What did the Lord say to you through this message? 

In the past, where have you seen yourself try to make things happen your way, in your power and in your own timeframe (i.e., I want it now) and what did you learn that is helpful to you and may be to others?

Isaac used all five senses in relating to Jacob but was still deceived. How can we "train" our spiritual senses to know good from evil (per Hebrews 5:14 below)?

"We refuse to wear masks and play games. We don't maneuver and manipulate behind the scenes. And we don't twist God's Word to suit ourselves. Rather, we keep everything we do and say out in the open, the whole truth on display, so that those who want to can see and judge for themselves in the presence of God."(2 Cor. 4:2 The Msg.)  How can people wear masks and play games, and how can we avoid doing that as God's people?

Scripture memory verse: "For even though by this time you ought to be teaching others, you actually need someone to teach you over again the very first principles of God's Word. You have come to need milk, not solid food. For everyone who continues to feed on milk is obviously inexperienced and unskilled in the doctrine of righteousness (of conformity to the divine will in purpose, thought, and action), for he is a mere infant [not able to talk yet]! But solid food is for full-grown men, for those whose senses and mental faculties are trained by practice (obedience to God's Word) to discriminate and distinguish between what is morally good and noble and what is evil and contrary either to divine or human law.'' (Heb. 5:12-14 Amp.) (It is the wisdom of ministers rightly to divide the word of truth, and to give to everyone his portion-milk to babes, and strong meat to those of full age. There are spiritual senses as well as those that are natural. There is a spiritual eye, a spiritual appetite, a spiritual taste; the soul has its sensations as well as the body; these are much depraved and lost by sin, but they are recovered by grace.  It is by use and exercise that these senses are improved, made more quick and strong to taste the sweetness of what is good and true, and the bitterness of what is false and evil. Not only reason and faith, but spiritual sense, will teach men to distinguish between what is pleasing and what is provoking to God, between what is helpful and what is hurtful to our own souls.  Matt. Henry)

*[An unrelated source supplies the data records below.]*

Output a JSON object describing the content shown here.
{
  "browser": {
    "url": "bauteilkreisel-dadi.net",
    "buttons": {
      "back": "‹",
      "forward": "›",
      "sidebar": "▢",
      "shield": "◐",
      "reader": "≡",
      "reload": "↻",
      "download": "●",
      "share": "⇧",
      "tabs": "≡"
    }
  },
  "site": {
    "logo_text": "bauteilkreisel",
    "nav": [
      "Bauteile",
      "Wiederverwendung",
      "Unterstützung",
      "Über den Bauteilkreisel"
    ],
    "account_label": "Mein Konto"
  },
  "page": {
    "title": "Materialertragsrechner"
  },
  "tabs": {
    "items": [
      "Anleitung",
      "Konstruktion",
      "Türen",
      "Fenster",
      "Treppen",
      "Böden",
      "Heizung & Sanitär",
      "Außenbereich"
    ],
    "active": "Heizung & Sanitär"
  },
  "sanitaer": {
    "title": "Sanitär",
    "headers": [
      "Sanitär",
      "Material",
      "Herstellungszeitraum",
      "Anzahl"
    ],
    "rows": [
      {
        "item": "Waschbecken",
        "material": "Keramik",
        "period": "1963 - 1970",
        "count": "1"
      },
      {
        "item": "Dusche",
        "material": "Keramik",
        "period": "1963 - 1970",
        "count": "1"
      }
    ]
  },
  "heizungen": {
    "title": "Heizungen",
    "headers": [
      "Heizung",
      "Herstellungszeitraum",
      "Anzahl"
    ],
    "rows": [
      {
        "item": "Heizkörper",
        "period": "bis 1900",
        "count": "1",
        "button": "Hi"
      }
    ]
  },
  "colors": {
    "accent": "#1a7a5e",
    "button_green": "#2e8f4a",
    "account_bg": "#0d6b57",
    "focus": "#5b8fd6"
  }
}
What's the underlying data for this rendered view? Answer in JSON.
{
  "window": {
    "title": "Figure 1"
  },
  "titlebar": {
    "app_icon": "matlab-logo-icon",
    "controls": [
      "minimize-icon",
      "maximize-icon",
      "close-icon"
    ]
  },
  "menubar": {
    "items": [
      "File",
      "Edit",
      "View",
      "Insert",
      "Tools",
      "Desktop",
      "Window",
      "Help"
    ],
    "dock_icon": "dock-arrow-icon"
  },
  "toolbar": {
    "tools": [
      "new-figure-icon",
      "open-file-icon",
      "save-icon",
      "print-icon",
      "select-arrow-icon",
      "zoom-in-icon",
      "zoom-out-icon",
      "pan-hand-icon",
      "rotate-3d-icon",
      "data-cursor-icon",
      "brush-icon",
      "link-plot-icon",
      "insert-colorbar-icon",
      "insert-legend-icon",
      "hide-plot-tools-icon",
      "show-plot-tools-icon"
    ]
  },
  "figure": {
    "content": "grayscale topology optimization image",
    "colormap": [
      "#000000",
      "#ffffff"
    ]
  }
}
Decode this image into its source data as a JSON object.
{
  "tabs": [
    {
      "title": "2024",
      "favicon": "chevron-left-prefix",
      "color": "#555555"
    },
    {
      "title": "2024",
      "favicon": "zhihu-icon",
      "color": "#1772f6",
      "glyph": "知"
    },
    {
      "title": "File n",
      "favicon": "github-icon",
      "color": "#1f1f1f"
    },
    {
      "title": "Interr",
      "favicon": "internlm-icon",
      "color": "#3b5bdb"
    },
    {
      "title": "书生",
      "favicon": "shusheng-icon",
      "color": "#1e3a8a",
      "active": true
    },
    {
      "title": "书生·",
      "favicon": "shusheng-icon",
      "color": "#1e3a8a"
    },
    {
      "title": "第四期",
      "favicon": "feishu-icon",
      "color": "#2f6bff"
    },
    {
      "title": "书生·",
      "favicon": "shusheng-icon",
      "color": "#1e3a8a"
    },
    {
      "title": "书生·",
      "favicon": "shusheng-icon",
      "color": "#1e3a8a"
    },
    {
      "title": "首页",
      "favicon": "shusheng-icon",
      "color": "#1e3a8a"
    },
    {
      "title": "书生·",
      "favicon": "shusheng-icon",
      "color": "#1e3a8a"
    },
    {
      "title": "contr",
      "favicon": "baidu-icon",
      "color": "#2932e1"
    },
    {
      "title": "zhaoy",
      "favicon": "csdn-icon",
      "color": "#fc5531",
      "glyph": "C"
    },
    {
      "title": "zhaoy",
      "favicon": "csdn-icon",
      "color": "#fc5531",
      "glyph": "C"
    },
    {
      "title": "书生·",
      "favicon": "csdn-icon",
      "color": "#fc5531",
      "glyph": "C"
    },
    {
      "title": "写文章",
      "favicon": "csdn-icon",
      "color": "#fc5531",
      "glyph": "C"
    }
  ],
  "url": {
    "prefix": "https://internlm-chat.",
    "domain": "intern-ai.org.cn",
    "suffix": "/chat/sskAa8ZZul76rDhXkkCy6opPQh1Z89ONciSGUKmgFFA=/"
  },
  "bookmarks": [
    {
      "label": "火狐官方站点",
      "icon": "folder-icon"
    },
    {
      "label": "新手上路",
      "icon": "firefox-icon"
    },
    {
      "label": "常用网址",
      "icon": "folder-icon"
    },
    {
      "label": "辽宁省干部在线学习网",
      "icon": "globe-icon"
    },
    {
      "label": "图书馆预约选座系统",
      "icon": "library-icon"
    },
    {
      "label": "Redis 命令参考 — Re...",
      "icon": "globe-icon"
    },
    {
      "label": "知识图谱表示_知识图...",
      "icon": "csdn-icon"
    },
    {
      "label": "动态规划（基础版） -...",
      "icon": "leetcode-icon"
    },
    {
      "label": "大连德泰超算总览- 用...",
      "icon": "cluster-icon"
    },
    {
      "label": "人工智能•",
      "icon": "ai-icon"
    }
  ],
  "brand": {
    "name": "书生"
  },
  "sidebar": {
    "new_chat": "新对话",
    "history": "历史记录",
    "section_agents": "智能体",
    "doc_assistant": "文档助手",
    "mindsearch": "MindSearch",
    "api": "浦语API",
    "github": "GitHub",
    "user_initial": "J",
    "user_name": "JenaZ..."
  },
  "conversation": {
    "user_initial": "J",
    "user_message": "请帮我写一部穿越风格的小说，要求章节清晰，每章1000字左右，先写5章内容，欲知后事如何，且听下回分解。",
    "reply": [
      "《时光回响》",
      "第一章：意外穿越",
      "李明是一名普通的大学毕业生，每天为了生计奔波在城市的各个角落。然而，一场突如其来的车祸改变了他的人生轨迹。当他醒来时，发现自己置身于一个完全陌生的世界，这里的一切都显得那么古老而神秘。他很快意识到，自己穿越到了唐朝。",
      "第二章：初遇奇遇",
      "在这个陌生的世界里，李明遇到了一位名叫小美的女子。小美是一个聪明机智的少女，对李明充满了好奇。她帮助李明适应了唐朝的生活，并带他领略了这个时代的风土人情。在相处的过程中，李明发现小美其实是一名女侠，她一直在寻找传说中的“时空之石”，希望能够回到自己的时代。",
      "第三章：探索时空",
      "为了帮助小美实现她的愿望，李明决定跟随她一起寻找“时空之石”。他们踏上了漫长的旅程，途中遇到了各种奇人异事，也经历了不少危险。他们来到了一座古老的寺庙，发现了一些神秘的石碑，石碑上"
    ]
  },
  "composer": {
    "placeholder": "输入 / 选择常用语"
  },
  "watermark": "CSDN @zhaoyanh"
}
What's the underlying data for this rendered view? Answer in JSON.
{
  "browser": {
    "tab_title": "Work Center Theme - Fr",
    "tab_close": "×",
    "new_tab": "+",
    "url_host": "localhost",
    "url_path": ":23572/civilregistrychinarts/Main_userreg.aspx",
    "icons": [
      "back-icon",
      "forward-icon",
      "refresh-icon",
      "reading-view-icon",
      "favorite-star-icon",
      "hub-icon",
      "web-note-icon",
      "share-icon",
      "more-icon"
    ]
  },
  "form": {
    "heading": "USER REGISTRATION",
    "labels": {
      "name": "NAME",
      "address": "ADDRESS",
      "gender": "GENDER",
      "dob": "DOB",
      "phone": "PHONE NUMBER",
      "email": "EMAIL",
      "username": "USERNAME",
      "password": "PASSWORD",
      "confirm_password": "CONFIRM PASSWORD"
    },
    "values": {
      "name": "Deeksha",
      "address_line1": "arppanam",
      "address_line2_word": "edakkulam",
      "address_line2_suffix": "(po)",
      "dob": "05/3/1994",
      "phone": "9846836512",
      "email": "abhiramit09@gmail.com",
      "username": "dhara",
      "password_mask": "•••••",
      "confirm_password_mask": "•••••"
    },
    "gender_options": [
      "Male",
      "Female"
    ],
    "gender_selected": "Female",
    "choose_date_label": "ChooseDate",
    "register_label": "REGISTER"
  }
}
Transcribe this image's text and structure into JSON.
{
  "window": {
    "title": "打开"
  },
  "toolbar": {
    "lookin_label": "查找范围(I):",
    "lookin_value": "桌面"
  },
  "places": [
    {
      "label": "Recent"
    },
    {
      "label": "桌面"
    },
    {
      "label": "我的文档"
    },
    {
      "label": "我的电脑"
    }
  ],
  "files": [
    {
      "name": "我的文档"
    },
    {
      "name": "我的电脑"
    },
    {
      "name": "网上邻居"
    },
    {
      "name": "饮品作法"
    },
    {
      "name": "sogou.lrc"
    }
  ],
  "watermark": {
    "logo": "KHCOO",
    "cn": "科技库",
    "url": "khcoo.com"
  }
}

This entry was posted in Len's Mens Fellowship. Bookmark the permalink.